6. The X Factor: What is different about your project compared to other programs or solutions already out there?
Our chapters are locally-focused but nationally connected. Our chapters focus on policy in their schools because we believe this is where students have the greatest initial impact. But we also recognize the potential for collaboration within a group of students with such diverse experiences. So our monthly meetings and Slack channel are places where students can serve as mentors, sounding boards, and support groups for one another. Ex; A chapter in a NY school advocating for gender-neutral bathrooms might learn from a chapter in CA who did this successfully the year prior.
7. Impact: How has your project made a difference so far?
In the past year we have engaged with over 15 students across the country who have established or are working toward establishing student voice chapters in their schools and communities. These students represent all regions of the United States including South Dakota, New Jersey, South Carolina, New Hampshire, Texas, and California. They are creating chapters that work alongside student government, ones that inform school boards, and ones that collaborate across school districts. They are tackling issues including dress code policy, diversity and inclusivity initiatives, school pride and student engagement, disability awareness and accessibility to name only a few.

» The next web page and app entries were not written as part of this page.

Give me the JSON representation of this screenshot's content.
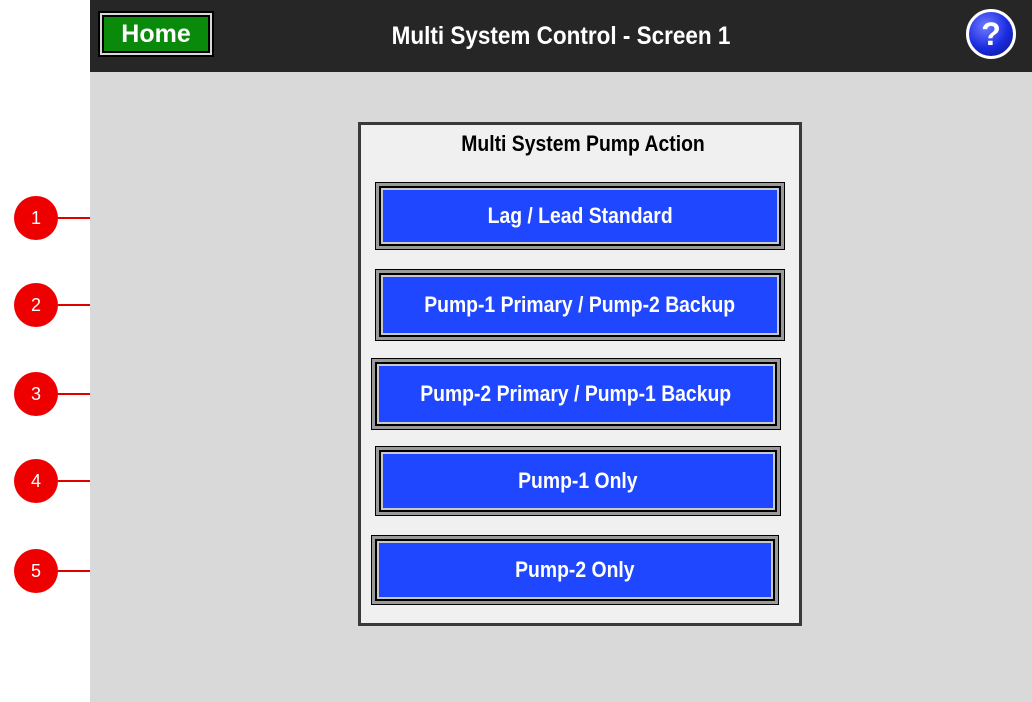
{
  "header": {
    "home_label": "Home",
    "title": "Multi System Control - Screen 1",
    "help_label": "?"
  },
  "panel": {
    "title": "Multi System Pump Action",
    "buttons": [
      {
        "label": "Lag / Lead Standard"
      },
      {
        "label": "Pump-1 Primary / Pump-2 Backup"
      },
      {
        "label": "Pump-2 Primary / Pump-1 Backup"
      },
      {
        "label": "Pump-1 Only"
      },
      {
        "label": "Pump-2 Only"
      }
    ]
  },
  "callouts": [
    "1",
    "2",
    "3",
    "4",
    "5"
  ],
  "colors": {
    "header_bg": "#262626",
    "screen_bg": "#d9d9d9",
    "home_button": "#0a8a0a",
    "pump_button": "#1f47ff",
    "callout": "#ee0000",
    "help_icon": "#1a2be0"
  },
  "icons": {
    "help": "question-circle-icon"
  }
}
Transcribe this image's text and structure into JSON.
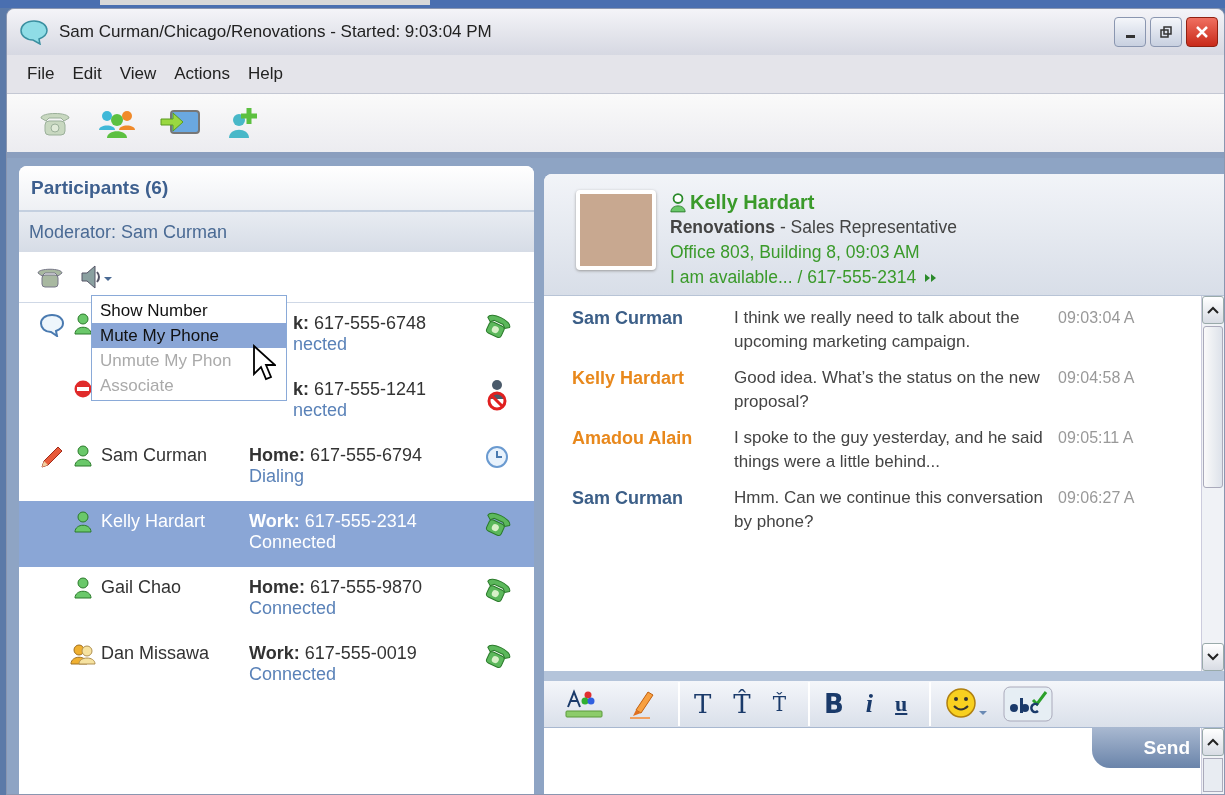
{
  "window": {
    "title": "Sam Curman/Chicago/Renovations - Started: 9:03:04 PM"
  },
  "menu_bar": [
    "File",
    "Edit",
    "View",
    "Actions",
    "Help"
  ],
  "participants": {
    "title": "Participants (6)",
    "moderator": "Moderator: Sam Curman",
    "rows": [
      {
        "kind": "available",
        "in_chat": true,
        "editing": false,
        "phone_label": "k:",
        "number": "617-555-6748",
        "status": "nected",
        "call_blocked": false,
        "call_pending": false,
        "selected": false
      },
      {
        "kind": "dnd",
        "in_chat": false,
        "editing": false,
        "phone_label": "k:",
        "number": "617-555-1241",
        "status": "nected",
        "call_blocked": true,
        "call_pending": false,
        "selected": false
      },
      {
        "kind": "available",
        "in_chat": false,
        "editing": true,
        "name": "Sam Curman",
        "phone_label": "Home:",
        "number": "617-555-6794",
        "status": "Dialing",
        "call_blocked": false,
        "call_pending": true,
        "selected": false
      },
      {
        "kind": "available",
        "in_chat": false,
        "editing": false,
        "name": "Kelly Hardart",
        "phone_label": "Work:",
        "number": "617-555-2314",
        "status": "Connected",
        "call_blocked": false,
        "call_pending": false,
        "selected": true
      },
      {
        "kind": "available",
        "in_chat": false,
        "editing": false,
        "name": "Gail Chao",
        "phone_label": "Home:",
        "number": "617-555-9870",
        "status": "Connected",
        "call_blocked": false,
        "call_pending": false,
        "selected": false
      },
      {
        "kind": "group",
        "in_chat": false,
        "editing": false,
        "name": "Dan Missawa",
        "phone_label": "Work:",
        "number": "617-555-0019",
        "status": "Connected",
        "call_blocked": false,
        "call_pending": false,
        "selected": false
      }
    ]
  },
  "context_menu": [
    {
      "label": "Show Number",
      "selected": false,
      "disabled": false
    },
    {
      "label": "Mute My Phone",
      "selected": true,
      "disabled": false
    },
    {
      "label": "Unmute My Phon",
      "selected": false,
      "disabled": true
    },
    {
      "label": "Associate",
      "selected": false,
      "disabled": true
    }
  ],
  "contact": {
    "name": "Kelly Hardart",
    "title": "**Renovations** - Sales Representative",
    "location": "Office 803, Building 8, 09:03 AM",
    "status": "I am available... / 617-555-2314"
  },
  "messages": [
    {
      "sender": "Sam Curman",
      "color": "#3c5f88",
      "text": "I think we really need to talk about the upcoming marketing campaign.",
      "time": "09:03:04 A"
    },
    {
      "sender": "Kelly Hardart",
      "color": "#e8881c",
      "text": "Good idea. What’s the status on the new proposal?",
      "time": "09:04:58 A"
    },
    {
      "sender": "Amadou Alain",
      "color": "#e8881c",
      "text": "I spoke to the guy yesterday, and he said things were a little behind...",
      "time": "09:05:11 A"
    },
    {
      "sender": "Sam Curman",
      "color": "#3c5f88",
      "text": "Hmm. Can we continue this conversation by phone?",
      "time": "09:06:27 A"
    }
  ],
  "font_buttons": [
    "T",
    "T̂",
    "Ť"
  ],
  "style_buttons": [
    {
      "kind": "bold",
      "label": "B"
    },
    {
      "kind": "italic",
      "label": "i"
    },
    {
      "kind": "underline",
      "label": "u"
    }
  ],
  "send_button": "Send"
}
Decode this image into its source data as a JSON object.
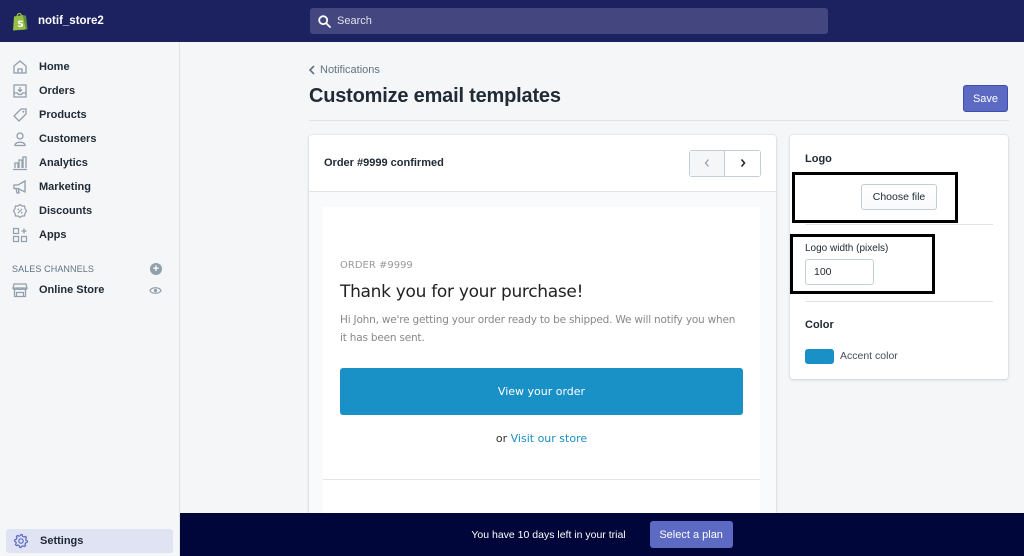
{
  "topbar": {
    "store_name": "notif_store2",
    "logo_icon": "shopify-bag-icon",
    "search": {
      "placeholder": "Search",
      "value": "",
      "icon": "search-icon"
    }
  },
  "sidebar": {
    "items": [
      {
        "label": "Home",
        "icon": "home-icon"
      },
      {
        "label": "Orders",
        "icon": "orders-inbox-icon"
      },
      {
        "label": "Products",
        "icon": "tag-icon"
      },
      {
        "label": "Customers",
        "icon": "person-icon"
      },
      {
        "label": "Analytics",
        "icon": "bar-chart-icon"
      },
      {
        "label": "Marketing",
        "icon": "megaphone-icon"
      },
      {
        "label": "Discounts",
        "icon": "discount-badge-icon"
      },
      {
        "label": "Apps",
        "icon": "apps-grid-icon"
      }
    ],
    "sales_channels": {
      "title": "SALES CHANNELS",
      "add_icon": "plus-circle-icon",
      "items": [
        {
          "label": "Online Store",
          "icon": "storefront-icon",
          "action_icon": "eye-icon"
        }
      ]
    },
    "settings": {
      "label": "Settings",
      "icon": "gear-icon"
    }
  },
  "page": {
    "breadcrumb": "Notifications",
    "title": "Customize email templates",
    "save_label": "Save"
  },
  "preview": {
    "title": "Order #9999 confirmed",
    "prev_icon": "chevron-left-icon",
    "next_icon": "chevron-right-icon",
    "email": {
      "order_label": "ORDER #9999",
      "heading": "Thank you for your purchase!",
      "body": "Hi John, we're getting your order ready to be shipped. We will notify you when it has been sent.",
      "cta_label": "View your order",
      "alt_prefix": "or",
      "alt_link": "Visit our store"
    }
  },
  "settings_panel": {
    "logo_label": "Logo",
    "choose_file_label": "Choose file",
    "logo_width_label": "Logo width (pixels)",
    "logo_width_value": "100",
    "color_label": "Color",
    "accent_label": "Accent color",
    "accent_color": "#1990c6"
  },
  "trial": {
    "message": "You have 10 days left in your trial",
    "button_label": "Select a plan"
  },
  "colors": {
    "topbar": "#1c2260",
    "search_bg": "#43467f",
    "primary": "#5c6ac4",
    "trial_bar": "#000639",
    "accent": "#1990c6"
  }
}
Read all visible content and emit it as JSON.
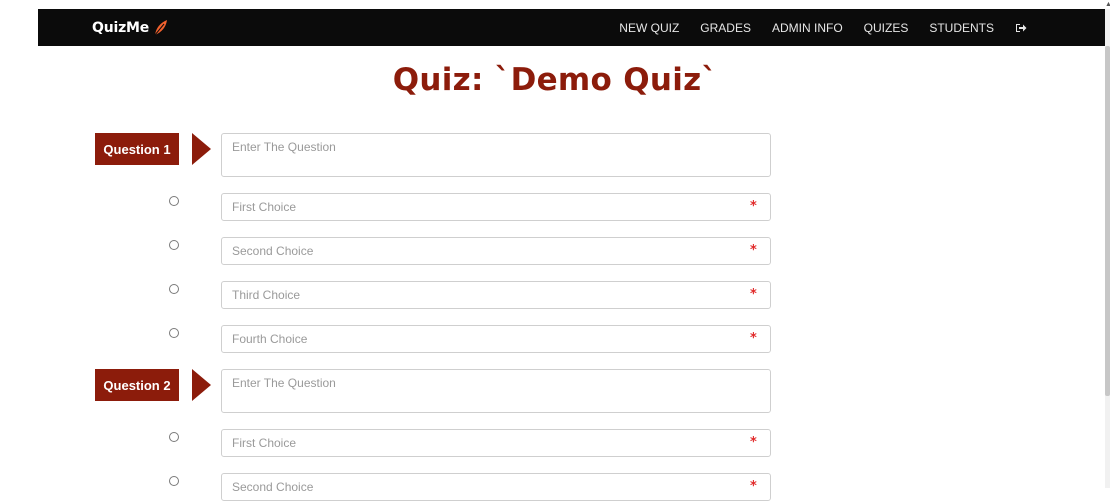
{
  "app": {
    "brand": "QuizMe"
  },
  "nav": {
    "items": [
      "NEW QUIZ",
      "GRADES",
      "ADMIN INFO",
      "QUIZES",
      "STUDENTS"
    ],
    "logout_icon": "sign-out-icon"
  },
  "page": {
    "title": "Quiz: `Demo Quiz`"
  },
  "questions": [
    {
      "label": "Question 1",
      "question_placeholder": "Enter The Question",
      "choices": [
        {
          "placeholder": "First Choice",
          "required_mark": "*"
        },
        {
          "placeholder": "Second Choice",
          "required_mark": "*"
        },
        {
          "placeholder": "Third Choice",
          "required_mark": "*"
        },
        {
          "placeholder": "Fourth Choice",
          "required_mark": "*"
        }
      ]
    },
    {
      "label": "Question 2",
      "question_placeholder": "Enter The Question",
      "choices": [
        {
          "placeholder": "First Choice",
          "required_mark": "*"
        },
        {
          "placeholder": "Second Choice",
          "required_mark": "*"
        }
      ]
    }
  ],
  "colors": {
    "accent": "#8c1c0b",
    "navbar": "#0b0b0b",
    "required": "#e12a2a",
    "brand_leaf": "#f2612e"
  },
  "icons": {
    "brand": "leaf-icon",
    "arrow": "arrow-right-icon",
    "radio": "radio-icon"
  }
}
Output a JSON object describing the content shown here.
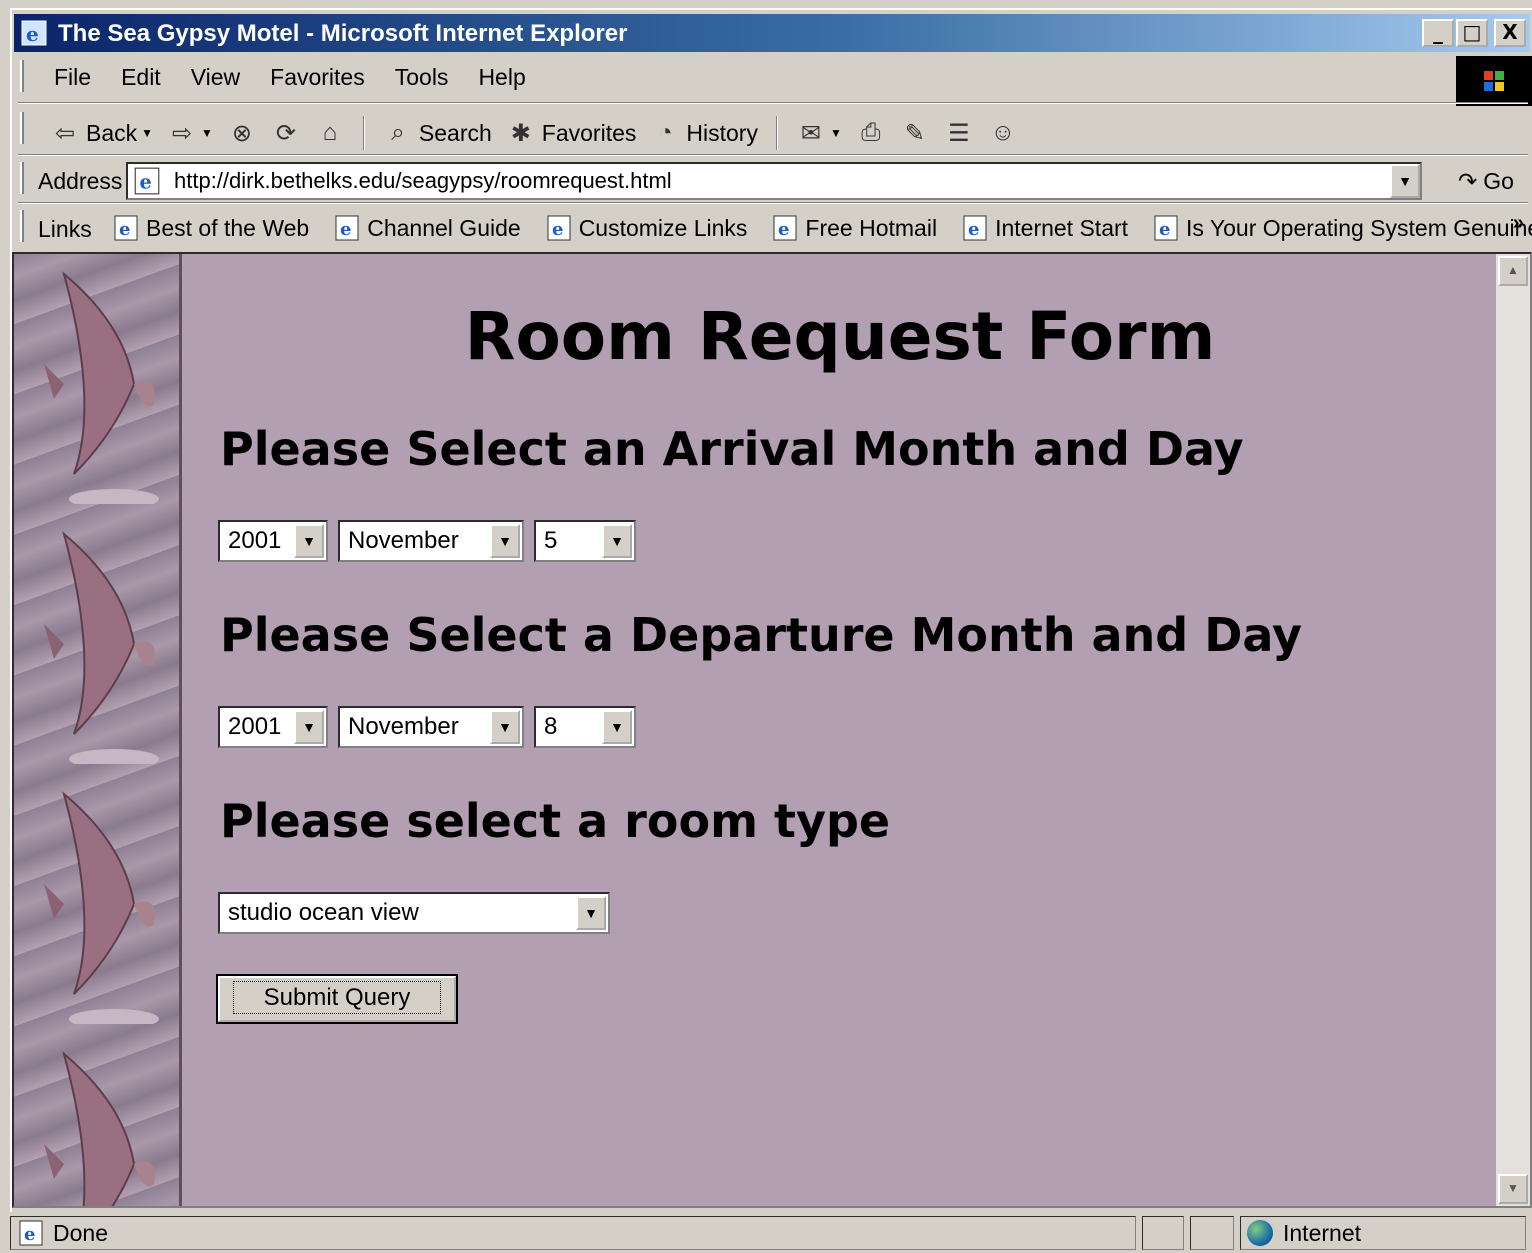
{
  "window": {
    "title": "The Sea Gypsy Motel - Microsoft Internet Explorer",
    "controls": {
      "minimize": "_",
      "maximize": "□",
      "close": "X"
    }
  },
  "menu": {
    "items": [
      "File",
      "Edit",
      "View",
      "Favorites",
      "Tools",
      "Help"
    ]
  },
  "toolbar": {
    "back_label": "Back",
    "search_label": "Search",
    "favorites_label": "Favorites",
    "history_label": "History"
  },
  "address": {
    "label": "Address",
    "url": "http://dirk.bethelks.edu/seagypsy/roomrequest.html",
    "go_label": "Go"
  },
  "links": {
    "label": "Links",
    "items": [
      "Best of the Web",
      "Channel Guide",
      "Customize Links",
      "Free Hotmail",
      "Internet Start",
      "Is Your Operating System Genuine"
    ],
    "more": "»"
  },
  "page": {
    "title": "Room Request Form",
    "arrival_heading": "Please Select an Arrival Month and Day",
    "arrival": {
      "year": "2001",
      "month": "November",
      "day": "5"
    },
    "departure_heading": "Please Select a Departure Month and Day",
    "departure": {
      "year": "2001",
      "month": "November",
      "day": "8"
    },
    "room_heading": "Please select a room type",
    "room_type": "studio ocean view",
    "submit_label": "Submit Query"
  },
  "status": {
    "text": "Done",
    "zone": "Internet"
  },
  "colors": {
    "page_background": "#b29fb1",
    "title_gradient_start": "#0a246a",
    "chrome": "#d4d0c8"
  }
}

8. What’s Next: What are your ideas for taking your project to the next level?
In December we will put out a large scale push for new chapters. We plan to increase the program’s exposure on our platforms and hope to gain more chapter leaders, especially in areas of the country where we are lacking representation. Next month, we will begin our regular monthly team calls with our network of chapter leaders. We hope these calls will be a place where leaders can connect with each other and a place where we can connect them to adult allies working on related programming and policy. Finally, we will produce more resources that are responsive to the chapters' needs. We are currently compiling a guide that will help students strategize ways to connect with school administrators to successfully advocate for their work.
9. Which of the following types of expertise would be most useful for you?
10. Finances: If applicable, have you mobilized any of the following resources so far?
Help Us Support Diversity! Part 1 [optional] Which of the following categories do you identify with?
Black or African American (for example: African American, Jamaican, Haitian, Nigerian, Ethiopian, Somalian, etc) (8)
Help Us Support Diversity! Part 2 [optional] Do you identify as part of any of the following underrepresented communities?
How did you hear about this challenge?